Nine months later, the Ultratank has taken its first steps. The Russians took their baby into the woods to play, and – watched by some goats and shepherds – proved they got it mostly right in spite of a few issues. Running on treads is often done best in low revs, but the engine doesn’t like low revs. There wasn’t enough tension on the tracks, and the rubber nubs aligning the tracks with the wheels aren’t substantial enough, so the tracks rolled off the wheels during hard cornering. And there are no brakes. Slowing down requires sawing at the wheel, which brakes the inside tread as the Ultratank starts to turn.

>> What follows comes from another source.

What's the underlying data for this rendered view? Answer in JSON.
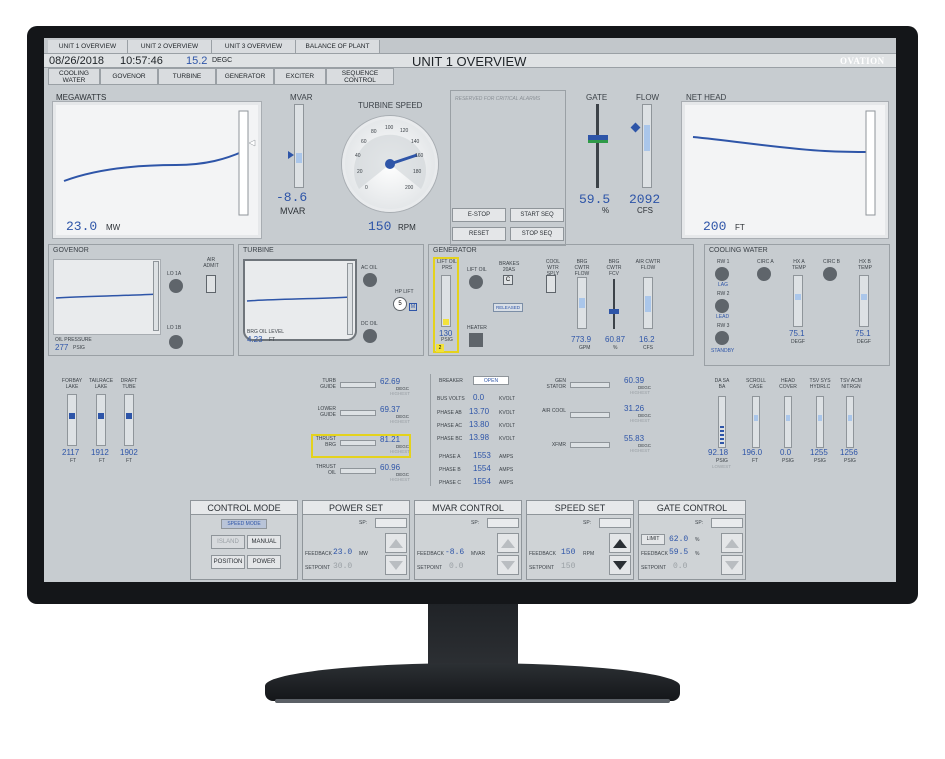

Even so, the vehicle and the test were declared a success. The team will tune the engine, add doors and tweak the tracks, but according to YouTube’s Russian translation, “everything is simply ideal.” You can check out the entire build while awaiting updates on the next big changes, including a higher top speed: The Ultratank tops out at 31 miles per hour now, and AcademeG wants to double that. When that happens, the Ultratank will run about as fast as the Ultratank fan-built RC car that Russian YouTuber Pasha Es built to celebrate the original – but with a cooler stereo.